Synthetic collateralized debt obligations with callable features are taking off in Asia as investors look toward longer-dated deals. The callability is making investors more comfortable in venturing out past the normal five year limits. "As clients are extending into seven and 10-year trades this is a way to reducing the full maturity risk," explained a credit head at a U.S. house in Hong Kong.
The shift is being driven by investors seeking additional returns farther along the curve than the traditional five-year single-tranche deals. "The bottom line for a lot of clients is they can pick up some extra yield," said a senior credit marketer at a bulge bracket bank.
Also, firms are better able to meet the appetite for callability because they are more confident in their modeling and hedging ability. Previously firms were structuring deals with hefty margins to compensate for rough models and the pricing dissuaded investors. Improved models have allowed firms to offer more attractive prices.
Among the deals is a Morgan Stanley nine-year Australian dollar-denominated synthetic CDO that is callable after three-years and is managed by Singapore's UOB Asset Management--totaling AUD75 million (USD57.4 million) in notes. Last week the deal, which is still being finalized, was assigned AAA and AA- for two classes of notes by Standard & Poor's. It references 125 global credits. Robert Breden, head of Asian investment grade trading and structuring at Morgan Stanley in Hong Kong, could not be reached by press time.

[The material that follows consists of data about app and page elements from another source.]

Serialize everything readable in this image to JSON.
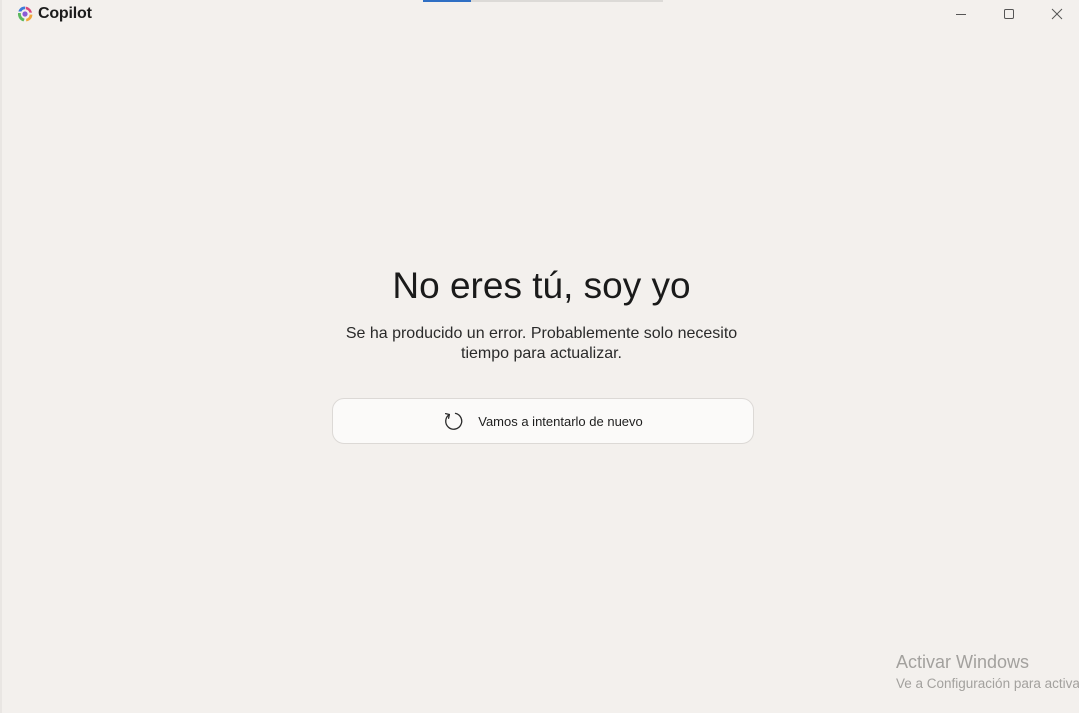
{
  "app": {
    "title": "Copilot",
    "logo_icon": "copilot-logo-icon",
    "loading_progress": 0.2
  },
  "window_controls": {
    "minimize_icon": "minimize-icon",
    "maximize_icon": "maximize-icon",
    "close_icon": "close-icon"
  },
  "error": {
    "title": "No eres tú, soy yo",
    "description": "Se ha producido un error. Probablemente solo necesito tiempo para actualizar.",
    "retry_label": "Vamos a intentarlo de nuevo",
    "retry_icon": "refresh-icon"
  },
  "watermark": {
    "title": "Activar Windows",
    "subtitle": "Ve a Configuración para activar Windows."
  },
  "colors": {
    "background": "#f3f0ed",
    "progress": "#2f6fc4"
  }
}
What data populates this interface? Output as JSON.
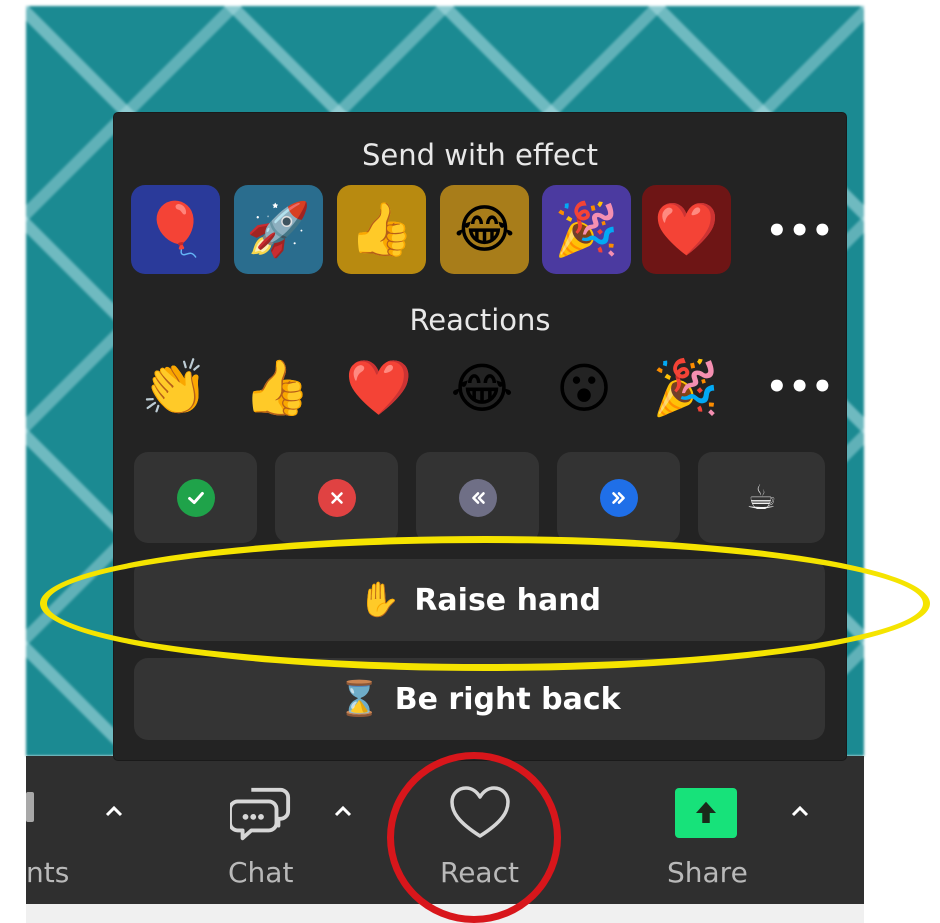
{
  "popup": {
    "effects_title": "Send with effect",
    "effects": [
      {
        "name": "balloon",
        "emoji": "🎈",
        "bg": "#2a3a9a"
      },
      {
        "name": "rocket",
        "emoji": "🚀",
        "bg": "#2a6d8e"
      },
      {
        "name": "thumbs-up",
        "emoji": "👍",
        "bg": "#b88a10"
      },
      {
        "name": "laughing",
        "emoji": "😂",
        "bg": "#a87d1a"
      },
      {
        "name": "party",
        "emoji": "🎉",
        "bg": "#4b3aa0"
      },
      {
        "name": "heart",
        "emoji": "❤️",
        "bg": "#6e1515"
      }
    ],
    "more_label": "•••",
    "reactions_title": "Reactions",
    "reactions": [
      {
        "name": "clapping-hands",
        "emoji": "👏"
      },
      {
        "name": "thumbs-up",
        "emoji": "👍"
      },
      {
        "name": "heart",
        "emoji": "❤️"
      },
      {
        "name": "tears-of-joy",
        "emoji": "😂"
      },
      {
        "name": "surprised",
        "emoji": "😮"
      },
      {
        "name": "party-popper",
        "emoji": "🎉"
      }
    ],
    "feedback": [
      {
        "name": "yes",
        "glyph": "✓",
        "color": "#1fa34a"
      },
      {
        "name": "no",
        "glyph": "✕",
        "color": "#e04242"
      },
      {
        "name": "slow-down",
        "glyph": "‹‹",
        "color": "#6f6f86"
      },
      {
        "name": "speed-up",
        "glyph": "››",
        "color": "#1f6fe8"
      },
      {
        "name": "coffee",
        "glyph": "☕",
        "color": ""
      }
    ],
    "raise_hand": {
      "emoji": "✋",
      "label": "Raise hand"
    },
    "be_right_back": {
      "emoji": "⌛",
      "label": "Be right back"
    }
  },
  "toolbar": {
    "participants_partial": "nts",
    "chat_label": "Chat",
    "react_label": "React",
    "share_label": "Share",
    "share_color": "#17e27a"
  },
  "annotations": {
    "highlight_color": "#f5e400",
    "circle_color": "#d8161b"
  }
}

Such deals are also filtering into the Japanese market, where CDO issuance on domestic corporate default-swaps has been limited in recent years due to the persistence of tight spreads. "We're starting to see callable and forward-starting features in CDOs as investors need to hit yield targets," said Ichinori Kitahara, chief analyst structured finance ratings division at Ratings and Investment Information in Tokyo.